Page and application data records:
# # # # # # #
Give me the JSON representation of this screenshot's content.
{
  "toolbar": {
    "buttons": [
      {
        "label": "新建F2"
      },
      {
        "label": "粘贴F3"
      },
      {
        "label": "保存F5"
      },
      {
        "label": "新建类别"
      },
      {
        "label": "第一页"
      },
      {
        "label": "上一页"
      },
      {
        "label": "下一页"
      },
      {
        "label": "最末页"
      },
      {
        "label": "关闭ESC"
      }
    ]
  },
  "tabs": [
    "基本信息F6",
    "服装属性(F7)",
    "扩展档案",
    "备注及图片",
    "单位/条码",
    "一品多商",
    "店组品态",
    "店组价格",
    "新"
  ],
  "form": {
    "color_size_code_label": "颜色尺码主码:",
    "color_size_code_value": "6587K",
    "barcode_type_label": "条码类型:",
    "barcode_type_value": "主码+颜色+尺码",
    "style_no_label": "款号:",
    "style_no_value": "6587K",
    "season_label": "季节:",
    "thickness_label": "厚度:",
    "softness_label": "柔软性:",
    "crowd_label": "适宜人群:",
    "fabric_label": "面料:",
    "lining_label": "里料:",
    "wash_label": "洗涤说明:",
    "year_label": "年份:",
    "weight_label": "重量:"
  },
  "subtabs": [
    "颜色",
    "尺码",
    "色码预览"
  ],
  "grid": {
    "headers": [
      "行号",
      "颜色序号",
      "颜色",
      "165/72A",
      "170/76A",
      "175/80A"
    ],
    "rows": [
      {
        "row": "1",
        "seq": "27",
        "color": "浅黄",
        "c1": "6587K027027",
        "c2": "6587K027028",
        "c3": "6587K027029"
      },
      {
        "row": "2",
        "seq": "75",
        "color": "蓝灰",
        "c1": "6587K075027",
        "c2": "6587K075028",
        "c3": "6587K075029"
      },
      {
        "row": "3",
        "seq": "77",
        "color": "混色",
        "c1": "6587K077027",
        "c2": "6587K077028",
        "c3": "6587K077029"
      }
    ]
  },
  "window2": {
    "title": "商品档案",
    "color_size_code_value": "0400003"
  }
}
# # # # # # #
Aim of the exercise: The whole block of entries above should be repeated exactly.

Exercise solution:
Give me the JSON representation of this screenshot's content.
{
  "toolbar": {
    "buttons": [
      {
        "label": "新建F2"
      },
      {
        "label": "粘贴F3"
      },
      {
        "label": "保存F5"
      },
      {
        "label": "新建类别"
      },
      {
        "label": "第一页"
      },
      {
        "label": "上一页"
      },
      {
        "label": "下一页"
      },
      {
        "label": "最末页"
      },
      {
        "label": "关闭ESC"
      }
    ]
  },
  "tabs": [
    "基本信息F6",
    "服装属性(F7)",
    "扩展档案",
    "备注及图片",
    "单位/条码",
    "一品多商",
    "店组品态",
    "店组价格",
    "新"
  ],
  "form": {
    "color_size_code_label": "颜色尺码主码:",
    "color_size_code_value": "6587K",
    "barcode_type_label": "条码类型:",
    "barcode_type_value": "主码+颜色+尺码",
    "style_no_label": "款号:",
    "style_no_value": "6587K",
    "season_label": "季节:",
    "thickness_label": "厚度:",
    "softness_label": "柔软性:",
    "crowd_label": "适宜人群:",
    "fabric_label": "面料:",
    "lining_label": "里料:",
    "wash_label": "洗涤说明:",
    "year_label": "年份:",
    "weight_label": "重量:"
  },
  "subtabs": [
    "颜色",
    "尺码",
    "色码预览"
  ],
  "grid": {
    "headers": [
      "行号",
      "颜色序号",
      "颜色",
      "165/72A",
      "170/76A",
      "175/80A"
    ],
    "rows": [
      {
        "row": "1",
        "seq": "27",
        "color": "浅黄",
        "c1": "6587K027027",
        "c2": "6587K027028",
        "c3": "6587K027029"
      },
      {
        "row": "2",
        "seq": "75",
        "color": "蓝灰",
        "c1": "6587K075027",
        "c2": "6587K075028",
        "c3": "6587K075029"
      },
      {
        "row": "3",
        "seq": "77",
        "color": "混色",
        "c1": "6587K077027",
        "c2": "6587K077028",
        "c3": "6587K077029"
      }
    ]
  },
  "window2": {
    "title": "商品档案",
    "color_size_code_value": "0400003"
  }
}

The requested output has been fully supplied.